Origin: United Kingdom
Very Fine


Queen’s South Africa, bar Defence of Kimberley, 80351 Gunner Samuel Roberts, 23rd W.D. Royal Garrison Artillery.


Click here to view the Australian War Memorial’s Photograph of the Gunners at Otto’s Kopje with their field gun, whigh might contain Gunner Roberts.


Officially impressed: “80351 Gnr. S. Roberts, 23rd W.D. R.G.A.”


Official correction to service number.


Additionally earned the matching King’s South Africa with both bars for further service.


Confirmed on the medal roll, only 98 men from the Royal Artillery earned the clasp out of about 5,500 clasps issued.


Samuel Roberts served during the Siege at a position known as “Crusher’s Redoubt”, “who supported Otto’s Kopje Scouts.”


Samuel was born in Blackhill, Consett, Durham circa 1872.


Aged 18 he attested with the Royal Artillery on 23rd August 1890, having worked as “Puddler”.


During the Boer War he served in the 23rd Company Western Division of the Royal Garrison Artillery.


He was previously a member of the 4th Militia Bn of the Durham Light Infantry before his enlistment into the Royal Artillery.



Samuel would be a multiple times deserter, only a few months after enlistment, he deserted at Sunderland on 13th February 1891.


Being tried and convicted once returning on 24th March 1891.


He was again tried and imprisoned for 42 days on 15th August 1893.


Whilst on service in India, he “Deserted at Karachi” on 4th November 1895.


It took a while to recover him, “Rejoined, posted and now awaiting trial” on 5th March 1896.


This conviction would forfeit all his prior service on 1st April 1896, when he was given with 84 days in prison.


His Injuries section on his papers notes: “Severe contused wound of fifth finger of left hand, and catract of the left eye (on duty), 26th January 1900.”


His overseas service:


“Home, 20th August 1890 – 9th March 1892

Aden, 10th March 1892 – 6th April 1894

India, 7th April 1894 – 3rd November 1895

In A State of Desertion – 4th November 1895 – 4th March 1896.

Home, 5th March 1896 – 5th May 1899

South Africa, 6th May 1899 – 15th April 1902

Home, 16th April 1902.”


His papers then note: “Discharged at Dover medically unfit 30th Nov 1902”, but this appears only to have been temporary as it was crossed through with the addition later that he had “Re-enlisted in Durham Light Infantry as Private S. Roberts No 3/11129, Discharged to Pension 15th October 1917.”

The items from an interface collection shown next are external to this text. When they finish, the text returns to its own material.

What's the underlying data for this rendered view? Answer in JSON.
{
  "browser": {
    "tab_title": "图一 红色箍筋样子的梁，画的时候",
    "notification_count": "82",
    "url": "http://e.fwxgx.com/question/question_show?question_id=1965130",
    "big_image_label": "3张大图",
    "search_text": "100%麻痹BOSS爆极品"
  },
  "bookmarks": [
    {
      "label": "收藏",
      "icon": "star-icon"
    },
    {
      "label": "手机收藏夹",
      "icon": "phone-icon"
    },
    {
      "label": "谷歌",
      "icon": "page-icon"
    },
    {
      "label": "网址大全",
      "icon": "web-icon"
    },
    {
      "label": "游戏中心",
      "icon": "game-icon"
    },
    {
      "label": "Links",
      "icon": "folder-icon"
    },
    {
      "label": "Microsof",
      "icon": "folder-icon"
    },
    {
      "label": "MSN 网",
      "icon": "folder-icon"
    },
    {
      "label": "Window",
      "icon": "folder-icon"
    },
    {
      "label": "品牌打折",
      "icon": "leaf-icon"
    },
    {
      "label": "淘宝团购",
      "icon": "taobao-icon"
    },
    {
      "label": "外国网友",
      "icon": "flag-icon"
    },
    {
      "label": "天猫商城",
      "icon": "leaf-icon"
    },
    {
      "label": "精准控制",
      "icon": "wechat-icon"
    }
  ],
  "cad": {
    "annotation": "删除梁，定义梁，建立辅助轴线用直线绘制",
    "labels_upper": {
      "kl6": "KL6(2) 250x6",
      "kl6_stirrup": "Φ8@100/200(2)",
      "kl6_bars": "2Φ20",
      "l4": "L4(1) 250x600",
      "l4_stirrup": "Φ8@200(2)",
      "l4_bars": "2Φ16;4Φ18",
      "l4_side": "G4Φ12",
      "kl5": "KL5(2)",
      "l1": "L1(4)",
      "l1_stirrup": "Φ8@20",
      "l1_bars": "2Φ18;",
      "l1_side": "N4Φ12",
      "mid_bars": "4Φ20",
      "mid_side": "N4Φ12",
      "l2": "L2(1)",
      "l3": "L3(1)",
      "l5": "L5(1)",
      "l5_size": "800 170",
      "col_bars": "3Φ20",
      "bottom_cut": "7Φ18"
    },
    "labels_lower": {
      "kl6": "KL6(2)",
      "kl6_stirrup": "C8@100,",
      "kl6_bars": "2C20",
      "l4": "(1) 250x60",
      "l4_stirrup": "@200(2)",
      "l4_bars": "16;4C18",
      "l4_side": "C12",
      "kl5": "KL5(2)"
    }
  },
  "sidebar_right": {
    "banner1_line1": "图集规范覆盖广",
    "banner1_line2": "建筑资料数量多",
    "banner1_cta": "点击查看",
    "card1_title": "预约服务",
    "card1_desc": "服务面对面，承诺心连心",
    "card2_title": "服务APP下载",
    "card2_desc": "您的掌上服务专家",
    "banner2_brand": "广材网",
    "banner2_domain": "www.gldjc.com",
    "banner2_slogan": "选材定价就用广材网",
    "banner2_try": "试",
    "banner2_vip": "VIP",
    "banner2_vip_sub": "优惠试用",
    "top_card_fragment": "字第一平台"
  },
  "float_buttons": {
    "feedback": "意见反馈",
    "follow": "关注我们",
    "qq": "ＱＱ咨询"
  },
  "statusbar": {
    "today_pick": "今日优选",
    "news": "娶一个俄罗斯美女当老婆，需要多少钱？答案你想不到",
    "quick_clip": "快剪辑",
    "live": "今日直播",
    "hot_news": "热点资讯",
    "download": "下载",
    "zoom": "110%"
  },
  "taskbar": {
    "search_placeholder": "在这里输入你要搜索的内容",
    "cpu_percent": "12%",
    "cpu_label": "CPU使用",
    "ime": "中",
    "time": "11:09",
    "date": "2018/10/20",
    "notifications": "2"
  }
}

According to further records, he enlisted on 21st October 1914 with the DLI and was discharged on 15th October 1917, in consequence of “Para 2. King’s Regulation 392 (XVI)” usually this means they were no longer fit for service due to wounds.


He received his silver war badge later on 20th August 1919.